-- Source information --
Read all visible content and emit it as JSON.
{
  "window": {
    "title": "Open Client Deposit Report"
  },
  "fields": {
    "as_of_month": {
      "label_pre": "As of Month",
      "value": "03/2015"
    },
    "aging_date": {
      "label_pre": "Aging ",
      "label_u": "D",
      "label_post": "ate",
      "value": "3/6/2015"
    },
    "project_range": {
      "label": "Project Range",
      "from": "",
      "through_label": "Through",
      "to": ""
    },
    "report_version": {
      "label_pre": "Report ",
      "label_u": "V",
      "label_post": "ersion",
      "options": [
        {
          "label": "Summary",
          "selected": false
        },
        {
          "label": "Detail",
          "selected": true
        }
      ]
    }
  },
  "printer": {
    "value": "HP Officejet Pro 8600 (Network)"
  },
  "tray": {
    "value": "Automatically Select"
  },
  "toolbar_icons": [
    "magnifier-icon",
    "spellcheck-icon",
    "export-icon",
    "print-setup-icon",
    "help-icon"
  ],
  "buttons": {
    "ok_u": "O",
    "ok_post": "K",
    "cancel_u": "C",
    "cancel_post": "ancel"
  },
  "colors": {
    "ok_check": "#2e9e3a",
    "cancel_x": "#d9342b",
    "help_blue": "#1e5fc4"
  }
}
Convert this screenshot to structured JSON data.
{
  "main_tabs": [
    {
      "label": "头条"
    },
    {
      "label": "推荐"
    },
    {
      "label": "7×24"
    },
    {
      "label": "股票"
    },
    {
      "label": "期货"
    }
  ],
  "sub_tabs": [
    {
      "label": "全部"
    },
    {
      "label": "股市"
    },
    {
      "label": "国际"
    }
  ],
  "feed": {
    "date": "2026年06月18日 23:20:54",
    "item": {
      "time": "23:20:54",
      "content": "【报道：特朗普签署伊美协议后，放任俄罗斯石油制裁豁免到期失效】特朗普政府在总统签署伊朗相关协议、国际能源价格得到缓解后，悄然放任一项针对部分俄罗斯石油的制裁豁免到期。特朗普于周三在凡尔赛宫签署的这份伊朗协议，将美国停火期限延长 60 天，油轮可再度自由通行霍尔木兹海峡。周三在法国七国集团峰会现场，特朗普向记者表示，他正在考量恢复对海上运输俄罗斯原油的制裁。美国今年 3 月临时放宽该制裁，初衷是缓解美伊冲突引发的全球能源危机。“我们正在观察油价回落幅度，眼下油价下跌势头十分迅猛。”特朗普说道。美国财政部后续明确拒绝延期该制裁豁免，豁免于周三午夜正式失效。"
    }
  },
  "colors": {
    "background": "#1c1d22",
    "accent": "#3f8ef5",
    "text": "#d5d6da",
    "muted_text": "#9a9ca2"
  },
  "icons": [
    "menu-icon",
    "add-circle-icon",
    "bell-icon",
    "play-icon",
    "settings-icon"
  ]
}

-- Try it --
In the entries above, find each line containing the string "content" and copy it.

-- Finished task --
Read all visible content and emit it as JSON.
      "content": "【报道：特朗普签署伊美协议后，放任俄罗斯石油制裁豁免到期失效】特朗普政府在总统签署伊朗相关协议、国际能源价格得到缓解后，悄然放任一项针对部分俄罗斯石油的制裁豁免到期。特朗普于周三在凡尔赛宫签署的这份伊朗协议，将美国停火期限延长 60 天，油轮可再度自由通行霍尔木兹海峡。周三在法国七国集团峰会现场，特朗普向记者表示，他正在考量恢复对海上运输俄罗斯原油的制裁。美国今年 3 月临时放宽该制裁，初衷是缓解美伊冲突引发的全球能源危机。“我们正在观察油价回落幅度，眼下油价下跌势头十分迅猛。”特朗普说道。美国财政部后续明确拒绝延期该制裁豁免，豁免于周三午夜正式失效。"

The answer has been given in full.